"The citizens had very little understanding of what caused disease and about medical treatment."
UAE health system's early days are a far cry from today
ABU DHABI // Former nurse Nancy Brook will never forget the woman in labour at Oasis Hospital who was dragged away by her family when they refused to allow doctors to perform a caesarean section.
It was the 1970s, the UAE health system was in its infancy and its citizens were still new to the advantages of modern medicine.
"We knew this meant death for both mother and infant," said Ms Brook, who came from Canada to Oasis, one of the UAE's first medical establishments, in 1970.
"But the citizens had very little understanding of what caused disease and about medical treatment. Labour was conducted without monitors - just careful listening to the heartbeat and 'feeling' and timing the contractions. To them, surgery meant the last resort and death."
Women gave birth at home, using salt to disinfect wounds, said Ms Brook. This often caused scarring and problems in future pregnancies, contributing to a high infant and maternal mortality rate.
Educating residents about the difference it made to get medical help was one of the first challenges that faced those who were instrumental in building the UAE health system, she said.
Once the benefits were established, however, the Oasis Hospital in Al Ain almost struggled with demand.
Mothers began arriving on the doorstep with children suffering from measles and whooping cough. Malaria was endemic, as were parasites.
Despite limited facilities, Oasis never refused a patient.
"Whenever there was emergency surgery we all helped - scrubbing, circulating, getting family members or staff to give blood and then caring for the patient following surgery," said Ms Brook. "It was very much teamwork because we had no options to send the patients elsewhere, so we did the best we could."
Ms Brook, 70, who is back living in Canada, said she believed the UAE health system has made great strides and credits the Government for making it a top priority.
"Health care has improved amazingly quickly," she said. "The Government obviously has given immense resources to providing excellent health care to the citizens.
"People didn't have to travel so far to get their needed care.

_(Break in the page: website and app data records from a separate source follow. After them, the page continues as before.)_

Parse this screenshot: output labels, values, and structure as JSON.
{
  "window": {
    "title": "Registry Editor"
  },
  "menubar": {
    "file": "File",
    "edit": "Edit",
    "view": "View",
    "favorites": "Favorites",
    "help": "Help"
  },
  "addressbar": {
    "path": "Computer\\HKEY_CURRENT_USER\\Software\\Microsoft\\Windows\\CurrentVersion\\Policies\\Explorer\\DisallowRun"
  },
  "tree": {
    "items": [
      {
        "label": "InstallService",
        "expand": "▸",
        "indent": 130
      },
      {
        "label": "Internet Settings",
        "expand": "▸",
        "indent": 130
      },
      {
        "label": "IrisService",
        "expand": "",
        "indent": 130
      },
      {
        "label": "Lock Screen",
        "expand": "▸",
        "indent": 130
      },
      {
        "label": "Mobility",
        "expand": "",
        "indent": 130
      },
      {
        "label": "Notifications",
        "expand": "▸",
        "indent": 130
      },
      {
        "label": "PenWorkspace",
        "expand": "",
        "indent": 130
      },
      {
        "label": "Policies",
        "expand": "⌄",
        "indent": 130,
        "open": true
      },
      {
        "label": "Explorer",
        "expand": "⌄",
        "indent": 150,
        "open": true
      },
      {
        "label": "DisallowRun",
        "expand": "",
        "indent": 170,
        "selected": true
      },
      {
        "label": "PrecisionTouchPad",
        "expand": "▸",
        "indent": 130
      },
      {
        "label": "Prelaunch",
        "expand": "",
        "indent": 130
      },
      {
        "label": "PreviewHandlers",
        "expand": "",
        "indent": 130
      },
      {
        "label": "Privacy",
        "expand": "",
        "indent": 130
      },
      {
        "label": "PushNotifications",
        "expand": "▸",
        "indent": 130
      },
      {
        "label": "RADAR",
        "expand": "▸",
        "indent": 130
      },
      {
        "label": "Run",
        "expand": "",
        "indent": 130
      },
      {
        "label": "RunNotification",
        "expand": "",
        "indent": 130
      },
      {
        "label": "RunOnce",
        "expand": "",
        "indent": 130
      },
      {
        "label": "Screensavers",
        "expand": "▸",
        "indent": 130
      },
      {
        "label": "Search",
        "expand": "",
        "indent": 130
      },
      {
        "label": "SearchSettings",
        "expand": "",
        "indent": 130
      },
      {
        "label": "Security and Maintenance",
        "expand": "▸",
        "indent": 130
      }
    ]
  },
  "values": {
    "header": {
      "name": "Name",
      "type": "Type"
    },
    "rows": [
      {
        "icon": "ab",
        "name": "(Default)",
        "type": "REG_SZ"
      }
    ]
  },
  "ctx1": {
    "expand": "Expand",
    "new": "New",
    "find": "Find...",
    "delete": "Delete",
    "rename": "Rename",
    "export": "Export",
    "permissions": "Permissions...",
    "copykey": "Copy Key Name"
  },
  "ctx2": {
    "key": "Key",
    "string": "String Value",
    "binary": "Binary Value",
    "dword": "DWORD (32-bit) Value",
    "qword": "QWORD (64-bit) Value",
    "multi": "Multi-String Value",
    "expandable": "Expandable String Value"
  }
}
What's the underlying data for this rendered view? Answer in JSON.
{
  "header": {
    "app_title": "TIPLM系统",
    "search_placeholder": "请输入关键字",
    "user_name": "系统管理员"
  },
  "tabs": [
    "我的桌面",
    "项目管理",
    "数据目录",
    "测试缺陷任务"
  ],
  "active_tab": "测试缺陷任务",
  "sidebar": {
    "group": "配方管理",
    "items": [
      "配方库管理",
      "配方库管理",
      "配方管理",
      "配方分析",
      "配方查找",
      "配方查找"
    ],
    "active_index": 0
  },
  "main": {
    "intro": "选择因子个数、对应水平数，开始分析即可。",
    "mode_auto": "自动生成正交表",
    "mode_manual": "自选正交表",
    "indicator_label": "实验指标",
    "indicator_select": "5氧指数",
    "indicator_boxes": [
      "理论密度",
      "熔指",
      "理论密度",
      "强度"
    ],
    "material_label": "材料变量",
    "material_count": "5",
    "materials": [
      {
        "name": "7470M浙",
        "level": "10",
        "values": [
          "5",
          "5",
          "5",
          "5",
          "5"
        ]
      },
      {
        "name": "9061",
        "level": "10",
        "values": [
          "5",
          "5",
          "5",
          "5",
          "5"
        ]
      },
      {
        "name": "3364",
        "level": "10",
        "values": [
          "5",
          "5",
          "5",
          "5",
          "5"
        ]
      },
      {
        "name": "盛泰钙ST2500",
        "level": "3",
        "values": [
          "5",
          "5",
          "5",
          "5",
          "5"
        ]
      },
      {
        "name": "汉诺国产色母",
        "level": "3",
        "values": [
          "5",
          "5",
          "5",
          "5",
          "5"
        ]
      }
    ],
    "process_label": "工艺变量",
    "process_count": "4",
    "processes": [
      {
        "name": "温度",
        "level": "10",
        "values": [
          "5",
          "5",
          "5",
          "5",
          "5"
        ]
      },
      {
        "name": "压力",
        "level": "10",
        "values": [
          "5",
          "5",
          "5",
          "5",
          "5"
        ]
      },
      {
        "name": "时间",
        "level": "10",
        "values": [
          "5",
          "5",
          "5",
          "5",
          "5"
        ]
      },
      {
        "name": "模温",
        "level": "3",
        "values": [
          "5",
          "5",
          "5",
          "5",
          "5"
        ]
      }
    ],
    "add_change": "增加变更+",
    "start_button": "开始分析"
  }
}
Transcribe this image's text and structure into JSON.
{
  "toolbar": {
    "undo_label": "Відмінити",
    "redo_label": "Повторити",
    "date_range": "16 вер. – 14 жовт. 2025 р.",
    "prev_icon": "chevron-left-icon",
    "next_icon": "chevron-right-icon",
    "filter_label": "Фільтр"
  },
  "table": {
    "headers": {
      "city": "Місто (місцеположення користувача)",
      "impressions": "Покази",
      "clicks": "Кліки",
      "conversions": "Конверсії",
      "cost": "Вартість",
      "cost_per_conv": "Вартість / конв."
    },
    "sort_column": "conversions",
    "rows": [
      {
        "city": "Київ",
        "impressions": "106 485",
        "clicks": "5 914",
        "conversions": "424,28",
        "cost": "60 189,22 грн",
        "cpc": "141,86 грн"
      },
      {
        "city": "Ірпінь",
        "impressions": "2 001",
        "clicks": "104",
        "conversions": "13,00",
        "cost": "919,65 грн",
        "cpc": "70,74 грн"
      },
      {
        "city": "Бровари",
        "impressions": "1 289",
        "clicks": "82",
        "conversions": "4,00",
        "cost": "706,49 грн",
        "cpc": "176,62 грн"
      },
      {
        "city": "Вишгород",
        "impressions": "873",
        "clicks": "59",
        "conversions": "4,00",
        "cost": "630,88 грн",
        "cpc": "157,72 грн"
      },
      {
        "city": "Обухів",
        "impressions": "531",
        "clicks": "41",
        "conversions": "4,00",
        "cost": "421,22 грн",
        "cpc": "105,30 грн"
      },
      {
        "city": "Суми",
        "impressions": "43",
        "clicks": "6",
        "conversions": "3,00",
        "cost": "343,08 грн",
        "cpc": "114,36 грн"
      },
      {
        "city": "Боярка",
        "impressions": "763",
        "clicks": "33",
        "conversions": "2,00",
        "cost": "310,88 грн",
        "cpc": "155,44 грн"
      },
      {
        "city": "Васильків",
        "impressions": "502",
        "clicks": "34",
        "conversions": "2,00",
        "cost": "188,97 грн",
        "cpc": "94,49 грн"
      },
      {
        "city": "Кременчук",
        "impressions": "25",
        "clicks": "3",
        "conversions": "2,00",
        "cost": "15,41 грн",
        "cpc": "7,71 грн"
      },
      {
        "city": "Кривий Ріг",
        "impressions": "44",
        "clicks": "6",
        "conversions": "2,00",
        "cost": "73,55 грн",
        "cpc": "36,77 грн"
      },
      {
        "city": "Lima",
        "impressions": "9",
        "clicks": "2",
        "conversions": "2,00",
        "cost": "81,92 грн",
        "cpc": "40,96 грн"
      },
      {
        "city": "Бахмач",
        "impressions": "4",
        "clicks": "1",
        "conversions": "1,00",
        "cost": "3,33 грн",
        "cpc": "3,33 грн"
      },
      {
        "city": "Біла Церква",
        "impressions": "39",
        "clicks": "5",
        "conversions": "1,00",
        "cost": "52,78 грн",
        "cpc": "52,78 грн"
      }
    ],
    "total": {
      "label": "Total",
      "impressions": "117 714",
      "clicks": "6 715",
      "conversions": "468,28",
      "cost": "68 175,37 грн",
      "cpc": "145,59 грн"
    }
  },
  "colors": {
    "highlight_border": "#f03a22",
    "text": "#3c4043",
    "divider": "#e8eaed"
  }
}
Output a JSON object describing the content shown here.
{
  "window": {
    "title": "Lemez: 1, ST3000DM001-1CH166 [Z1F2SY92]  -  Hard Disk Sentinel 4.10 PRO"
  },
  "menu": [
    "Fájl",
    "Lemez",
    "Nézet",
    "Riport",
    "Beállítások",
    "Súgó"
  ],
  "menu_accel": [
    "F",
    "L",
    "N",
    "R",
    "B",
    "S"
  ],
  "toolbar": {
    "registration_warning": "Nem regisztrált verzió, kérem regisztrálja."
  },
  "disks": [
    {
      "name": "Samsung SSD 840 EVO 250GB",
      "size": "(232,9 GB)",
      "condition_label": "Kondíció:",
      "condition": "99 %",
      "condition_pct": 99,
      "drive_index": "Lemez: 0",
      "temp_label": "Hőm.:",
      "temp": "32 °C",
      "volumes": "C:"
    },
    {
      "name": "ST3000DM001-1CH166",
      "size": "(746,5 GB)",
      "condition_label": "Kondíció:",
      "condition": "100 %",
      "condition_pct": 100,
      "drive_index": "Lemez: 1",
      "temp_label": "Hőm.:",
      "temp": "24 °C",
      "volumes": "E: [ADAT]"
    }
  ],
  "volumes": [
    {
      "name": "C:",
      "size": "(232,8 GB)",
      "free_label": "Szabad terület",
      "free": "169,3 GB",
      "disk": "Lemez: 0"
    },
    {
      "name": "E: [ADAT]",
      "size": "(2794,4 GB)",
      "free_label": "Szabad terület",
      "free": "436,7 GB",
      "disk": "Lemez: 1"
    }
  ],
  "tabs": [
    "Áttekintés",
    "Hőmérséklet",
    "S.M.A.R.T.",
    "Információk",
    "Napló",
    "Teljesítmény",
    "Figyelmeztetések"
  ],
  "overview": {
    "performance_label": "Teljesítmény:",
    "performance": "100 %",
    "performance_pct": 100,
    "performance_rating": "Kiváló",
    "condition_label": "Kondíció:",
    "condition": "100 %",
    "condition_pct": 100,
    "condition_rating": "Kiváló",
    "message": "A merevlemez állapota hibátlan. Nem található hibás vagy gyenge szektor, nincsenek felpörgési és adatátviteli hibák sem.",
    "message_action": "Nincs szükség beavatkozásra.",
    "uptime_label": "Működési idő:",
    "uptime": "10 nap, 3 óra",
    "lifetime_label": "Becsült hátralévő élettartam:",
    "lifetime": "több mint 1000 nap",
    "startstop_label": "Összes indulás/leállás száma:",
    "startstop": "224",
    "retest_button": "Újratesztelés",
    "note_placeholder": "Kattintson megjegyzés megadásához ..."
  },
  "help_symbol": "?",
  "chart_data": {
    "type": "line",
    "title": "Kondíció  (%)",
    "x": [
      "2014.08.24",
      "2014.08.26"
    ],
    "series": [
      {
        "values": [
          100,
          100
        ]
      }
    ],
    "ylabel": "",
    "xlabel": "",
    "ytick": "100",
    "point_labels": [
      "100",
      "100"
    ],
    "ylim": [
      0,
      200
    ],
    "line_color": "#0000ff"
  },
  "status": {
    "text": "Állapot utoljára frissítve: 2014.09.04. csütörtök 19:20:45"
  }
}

Schools started teaching good health habits to the children, who often passed it on to the parents.
"As people started living longer, 'new' diseases started popping up, such as diabetes, heart disease, cancer and obesity.
"This has lead to more preventative treatment and teaching as well as treating the diseases.
"As medical care developed, the patients had higher expectations of the healthcare workers."